Playing with different instruments will sometimes require you to the melody in a different position. For example, if you’re playing with a pianist, chances are the nice chord melody arrangement you’ve been working on might not sound as good as single lines. If you have learnt the melody on lower strings you might need to play it up the octave to cut through.


Learn the arpeggios and chords in all positions and inversions


It is important that we have the entire fret board available to us when we solo or comp so that we feel free with want we want to play. There are 5 main arpeggios positions on the guitar (2 octaves in each position) that cover the majority of the neck. If applicable, learning the melody as a chordal arrangement is good because we can see the harmony.


Setting exercises to practise arpeggios and chord inversions is a great way to make sure we have them  down. Try playing the arpeggios to the tune that you’re working on only 2 strings. This causes us to think about the note names and phrasing more, as oppose to just hitting the changes in a fixed position on the neck. Try playing all the chords to a tune you’re working within a 5 fret span. This will avoid any jumping around the neck and you might discover some interesting new voicings.


Ok, so we know why it’s important to learn tunes and how to learn them, but which one’s do we need to know?
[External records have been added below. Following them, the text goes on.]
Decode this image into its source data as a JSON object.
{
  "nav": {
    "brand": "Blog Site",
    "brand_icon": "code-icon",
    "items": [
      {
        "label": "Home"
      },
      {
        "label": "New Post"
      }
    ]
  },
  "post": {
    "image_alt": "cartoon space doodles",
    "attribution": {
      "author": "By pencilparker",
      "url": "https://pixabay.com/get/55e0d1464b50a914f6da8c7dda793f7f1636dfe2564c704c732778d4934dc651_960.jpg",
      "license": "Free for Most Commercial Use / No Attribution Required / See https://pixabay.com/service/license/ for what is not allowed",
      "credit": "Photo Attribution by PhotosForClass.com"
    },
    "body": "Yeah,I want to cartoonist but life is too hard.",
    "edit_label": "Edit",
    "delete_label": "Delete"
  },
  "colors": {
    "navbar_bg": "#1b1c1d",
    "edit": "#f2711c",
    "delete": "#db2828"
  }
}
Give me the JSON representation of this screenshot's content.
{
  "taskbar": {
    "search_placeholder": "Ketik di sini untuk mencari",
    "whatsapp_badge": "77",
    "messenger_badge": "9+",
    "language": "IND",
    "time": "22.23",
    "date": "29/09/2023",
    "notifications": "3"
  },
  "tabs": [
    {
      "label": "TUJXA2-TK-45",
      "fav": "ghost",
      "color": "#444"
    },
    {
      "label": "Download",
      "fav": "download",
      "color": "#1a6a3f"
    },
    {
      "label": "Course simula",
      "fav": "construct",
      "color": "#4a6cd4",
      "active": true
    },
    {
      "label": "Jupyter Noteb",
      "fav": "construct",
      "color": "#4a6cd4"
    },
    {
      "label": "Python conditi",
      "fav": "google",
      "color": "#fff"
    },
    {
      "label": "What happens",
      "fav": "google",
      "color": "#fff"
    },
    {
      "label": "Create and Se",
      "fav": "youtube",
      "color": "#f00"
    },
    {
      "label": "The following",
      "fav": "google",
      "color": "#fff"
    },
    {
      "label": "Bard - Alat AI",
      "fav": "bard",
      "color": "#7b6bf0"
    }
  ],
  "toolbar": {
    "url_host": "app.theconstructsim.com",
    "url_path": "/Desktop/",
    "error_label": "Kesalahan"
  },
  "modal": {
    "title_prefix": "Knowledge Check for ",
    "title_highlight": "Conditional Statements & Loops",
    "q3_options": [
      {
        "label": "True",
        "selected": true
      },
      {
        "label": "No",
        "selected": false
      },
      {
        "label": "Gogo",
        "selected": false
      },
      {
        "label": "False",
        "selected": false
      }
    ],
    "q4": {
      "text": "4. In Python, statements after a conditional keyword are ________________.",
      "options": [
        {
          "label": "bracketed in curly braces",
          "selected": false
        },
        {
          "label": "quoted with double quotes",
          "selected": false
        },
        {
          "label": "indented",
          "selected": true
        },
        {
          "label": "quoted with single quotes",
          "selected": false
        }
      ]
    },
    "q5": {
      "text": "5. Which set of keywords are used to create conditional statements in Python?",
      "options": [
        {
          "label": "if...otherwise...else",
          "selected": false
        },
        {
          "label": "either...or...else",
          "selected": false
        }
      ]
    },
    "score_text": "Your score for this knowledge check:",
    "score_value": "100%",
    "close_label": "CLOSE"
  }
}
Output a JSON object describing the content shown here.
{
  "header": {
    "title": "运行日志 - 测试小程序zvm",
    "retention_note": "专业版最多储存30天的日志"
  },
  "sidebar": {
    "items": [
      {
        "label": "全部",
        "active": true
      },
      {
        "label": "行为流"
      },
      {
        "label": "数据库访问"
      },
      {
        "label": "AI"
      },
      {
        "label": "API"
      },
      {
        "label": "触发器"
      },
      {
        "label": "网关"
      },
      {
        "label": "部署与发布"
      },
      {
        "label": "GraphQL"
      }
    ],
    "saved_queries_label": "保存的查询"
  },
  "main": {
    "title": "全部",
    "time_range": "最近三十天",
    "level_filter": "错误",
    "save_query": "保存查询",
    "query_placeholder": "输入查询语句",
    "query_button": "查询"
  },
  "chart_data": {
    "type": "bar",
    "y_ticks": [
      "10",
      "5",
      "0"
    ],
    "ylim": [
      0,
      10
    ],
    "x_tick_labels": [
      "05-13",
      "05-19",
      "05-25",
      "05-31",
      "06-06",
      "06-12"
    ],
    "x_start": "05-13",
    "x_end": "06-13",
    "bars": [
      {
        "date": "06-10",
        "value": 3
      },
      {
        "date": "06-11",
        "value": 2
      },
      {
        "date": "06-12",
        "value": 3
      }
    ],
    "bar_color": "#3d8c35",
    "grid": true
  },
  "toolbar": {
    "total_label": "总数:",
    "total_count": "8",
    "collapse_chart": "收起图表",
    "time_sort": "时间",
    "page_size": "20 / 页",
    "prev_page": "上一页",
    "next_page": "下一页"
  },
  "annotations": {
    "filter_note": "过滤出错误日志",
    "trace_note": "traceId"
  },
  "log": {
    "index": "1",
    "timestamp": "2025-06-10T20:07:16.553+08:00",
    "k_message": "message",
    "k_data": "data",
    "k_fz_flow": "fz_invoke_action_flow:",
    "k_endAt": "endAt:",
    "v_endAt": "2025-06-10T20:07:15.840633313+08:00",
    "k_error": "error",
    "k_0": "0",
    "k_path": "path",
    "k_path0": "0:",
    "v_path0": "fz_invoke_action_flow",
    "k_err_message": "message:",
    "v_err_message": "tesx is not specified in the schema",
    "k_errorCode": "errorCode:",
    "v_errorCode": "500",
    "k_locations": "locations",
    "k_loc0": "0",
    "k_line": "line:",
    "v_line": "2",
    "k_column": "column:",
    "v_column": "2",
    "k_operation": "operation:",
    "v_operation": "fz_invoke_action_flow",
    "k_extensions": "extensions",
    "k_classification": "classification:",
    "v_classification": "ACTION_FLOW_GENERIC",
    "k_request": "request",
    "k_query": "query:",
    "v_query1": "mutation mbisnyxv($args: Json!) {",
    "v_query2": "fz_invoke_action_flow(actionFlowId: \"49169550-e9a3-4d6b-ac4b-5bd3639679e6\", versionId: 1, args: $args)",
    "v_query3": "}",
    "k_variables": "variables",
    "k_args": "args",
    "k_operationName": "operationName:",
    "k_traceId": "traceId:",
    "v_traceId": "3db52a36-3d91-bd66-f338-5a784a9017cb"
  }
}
Having been to countless jam sessions, sit-ins, and gigs I have compiled a list of must know standards that are always called.

  1. Stella By Starlight
  2. Jazz/Blues
  3. All The Things You Are
  4. There Will Never Be Another You
  5. Body & Soul
  6. Solar
  7. Autumn Leaves
  8. Blue Bossa
  9. Days of Wine and Roses
  10. Rhythm Changes

Besides jam session tunes there’s a few tunes that I’ve been asked to play at restaurant gigs a lot. There’s nothing more embarrassing than someone requesting ‘Autumn Leaves’ and not knowing it! As well as learning the standards, it’s also worth having a few arrangements of pop tunes and a few seasonal tunes for good tips.

  1. Girl From Ipanema
  2. A seasonal tune such as Summertime or Jingle Bells
  3. Misty
  4. Happy Birthday
  5. A Pop Tune ‘jazzed’ up (Beatles, Elvis, Hank Williams, etc)

What are some of your favorite jazz standards to play? If you have a favorite jazz standard let me know in the comment box below this article.

Be Sociable, Share!

Jamie Holroyd Guitar Frequently Asked Questions

Check out any link below for the answers to my top 10 most frequently asked questions that I am asked by students, teachers, readers, and subscribers.